Mgr Laurent Imbert, Joseph-Marius, bishop of Capse, martyr in Korea, was born on March 23, 1796, in the farm of Bricart, in Marignane (Bouches-de-Rhône)…

 

 

 

 

 

 

 

 

SAINT JACQUES CHASTAN

CHASTAN, Jacques-Honoré (Le Ve), martyr in Korea, was born in Marcoux (Basses-Alpes) on October 7, 1803. He began his studies at Brusquet, continued in the preparatory seminary in Embrun, and finished at the seminary in Digne.

 

 

 

 

 

 

 

 

SAINT PIERRE DUMOULIN-BORIE

‘I must warn you that I will follow my vocation wherever it calls me, even to the foreign missions.’ This is what Pierre Dumoulin-Borie, born on February 20, 1808, at Beynat, in the Department of Corrèze, declared to his parents when he informed them of his intention to join Sacred Orders.

 

 

 

 

 

 

 

 

SAINT FRANÇOIS JACCARD

François Jaccard was born on September 6, 1799, at Onion, in Haute-Savoie. His parents had him, their first child, after twenty years of marriage, and saw in his birth, a “sign of the Lord”; this child would probably become a priest.

 

 

 

 

 

 

 

 

SAINT JEAN-CHARLES CORNAY

‘Allow me to go to Paris, I will stay there for at least three years and I will have all the facilities there to test my vocation, and all the means to prepare for it if it is true.’ That was how Jean-Charles Cornay, born on February 27, 1809, at Loudon (Vienne), tried to convince his mother to let him follow the Lord’s call to the Paris Foreign Missions.

 

 

 

 

 

 

 

 

SAINT JOSEPH MARCHAND

According to his colleagues, he was ‘reserved without hiding it, serious without constraint, simple and joyful without exaggeration’. His reserve, however, made him conceal a secret that he shared with only one confidant: his younger brother Jean-Baptiste who also wanted to become a priest.

 

 

 

 

 

 

 

 

SAINT FRANÇOIS-ISIDORE GAGELIN

François-Isidore Gagelin was born on May 10, 1799, at Monperreux, in Doubs. He was baptised, discreetly, by a rebel priest, on July 14. His father died when he was two years old, and his two elder sisters took care of him. At the age of five he announced his desire to become a priest.

 

 

 

 

 

 

 

 

SAINT AUGUSTIN SCHOEFFLER

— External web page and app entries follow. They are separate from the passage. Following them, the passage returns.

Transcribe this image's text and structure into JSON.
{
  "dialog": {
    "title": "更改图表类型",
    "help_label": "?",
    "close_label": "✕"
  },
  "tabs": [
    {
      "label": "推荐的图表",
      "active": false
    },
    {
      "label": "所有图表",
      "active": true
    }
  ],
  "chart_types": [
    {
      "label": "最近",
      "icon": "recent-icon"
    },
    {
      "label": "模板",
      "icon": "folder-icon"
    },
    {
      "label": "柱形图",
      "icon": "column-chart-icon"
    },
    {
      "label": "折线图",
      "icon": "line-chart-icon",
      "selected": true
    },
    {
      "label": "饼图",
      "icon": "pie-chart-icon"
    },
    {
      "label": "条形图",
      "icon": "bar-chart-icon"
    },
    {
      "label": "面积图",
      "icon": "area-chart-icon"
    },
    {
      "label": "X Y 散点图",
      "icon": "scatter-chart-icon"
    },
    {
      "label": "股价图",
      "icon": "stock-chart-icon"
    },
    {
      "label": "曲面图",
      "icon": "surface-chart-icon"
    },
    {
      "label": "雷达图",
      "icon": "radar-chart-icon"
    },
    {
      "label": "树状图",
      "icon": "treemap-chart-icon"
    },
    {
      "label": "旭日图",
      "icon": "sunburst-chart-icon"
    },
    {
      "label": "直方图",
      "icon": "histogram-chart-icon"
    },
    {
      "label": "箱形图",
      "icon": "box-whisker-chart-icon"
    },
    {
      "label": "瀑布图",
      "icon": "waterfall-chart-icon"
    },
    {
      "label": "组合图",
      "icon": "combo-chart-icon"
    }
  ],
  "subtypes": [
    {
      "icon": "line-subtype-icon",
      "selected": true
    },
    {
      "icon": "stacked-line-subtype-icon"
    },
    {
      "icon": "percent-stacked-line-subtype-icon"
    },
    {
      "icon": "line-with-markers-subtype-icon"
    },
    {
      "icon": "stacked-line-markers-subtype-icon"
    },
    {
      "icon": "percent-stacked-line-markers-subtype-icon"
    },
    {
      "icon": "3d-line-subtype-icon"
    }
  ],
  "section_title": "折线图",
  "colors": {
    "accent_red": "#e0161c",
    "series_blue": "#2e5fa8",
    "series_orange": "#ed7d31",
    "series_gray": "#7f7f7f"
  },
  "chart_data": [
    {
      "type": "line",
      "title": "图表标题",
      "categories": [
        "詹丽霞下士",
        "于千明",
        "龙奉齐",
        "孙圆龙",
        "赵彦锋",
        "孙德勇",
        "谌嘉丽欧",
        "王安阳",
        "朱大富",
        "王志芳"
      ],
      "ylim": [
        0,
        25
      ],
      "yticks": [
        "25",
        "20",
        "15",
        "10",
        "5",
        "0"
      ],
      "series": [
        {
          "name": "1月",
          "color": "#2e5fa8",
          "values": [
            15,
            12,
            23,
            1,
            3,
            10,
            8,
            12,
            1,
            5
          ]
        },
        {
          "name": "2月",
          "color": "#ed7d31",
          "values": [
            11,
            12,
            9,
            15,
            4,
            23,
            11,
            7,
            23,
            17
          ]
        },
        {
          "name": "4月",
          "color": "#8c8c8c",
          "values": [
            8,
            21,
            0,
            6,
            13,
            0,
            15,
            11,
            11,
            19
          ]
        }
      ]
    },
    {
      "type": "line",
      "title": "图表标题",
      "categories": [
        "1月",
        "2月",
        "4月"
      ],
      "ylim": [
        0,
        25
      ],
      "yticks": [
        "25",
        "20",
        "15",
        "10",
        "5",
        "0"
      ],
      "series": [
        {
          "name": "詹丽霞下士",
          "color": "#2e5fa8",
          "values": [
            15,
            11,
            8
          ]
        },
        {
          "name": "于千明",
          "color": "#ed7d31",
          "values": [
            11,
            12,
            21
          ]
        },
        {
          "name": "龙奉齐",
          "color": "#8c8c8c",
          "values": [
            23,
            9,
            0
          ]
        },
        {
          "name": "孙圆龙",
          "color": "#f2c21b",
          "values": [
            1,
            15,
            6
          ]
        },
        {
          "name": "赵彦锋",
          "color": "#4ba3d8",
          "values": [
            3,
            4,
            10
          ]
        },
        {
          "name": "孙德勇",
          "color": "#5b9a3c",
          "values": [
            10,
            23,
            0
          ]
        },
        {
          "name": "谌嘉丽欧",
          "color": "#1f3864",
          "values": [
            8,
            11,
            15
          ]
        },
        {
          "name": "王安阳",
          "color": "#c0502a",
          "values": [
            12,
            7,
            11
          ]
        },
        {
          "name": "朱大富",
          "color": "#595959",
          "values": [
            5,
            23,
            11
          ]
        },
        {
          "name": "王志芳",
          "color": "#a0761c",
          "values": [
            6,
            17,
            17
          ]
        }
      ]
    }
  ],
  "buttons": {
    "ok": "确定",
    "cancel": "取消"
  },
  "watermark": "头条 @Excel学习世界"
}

‘Christians do not dethrone kings, even during times of persecution. You will learn about their loyalty when you reign one day.’

 

 

 

 

 

 

 

 

 

SAINT JEAN-LOUIS BONNARD

Jean-Louis Bonnard was born on March 1, 1824 and was baptised the same day in Saint-Christôt-en-Jarez church, in the Loire valley.

 

 

 

 

 

 

 

 

 

SAINT THÉOPHANE VENARD

Saint Therese of Lisieux’s favourite martyr, Jean-Théophane Vénard, died at the beginning of 1861, aged 31.: .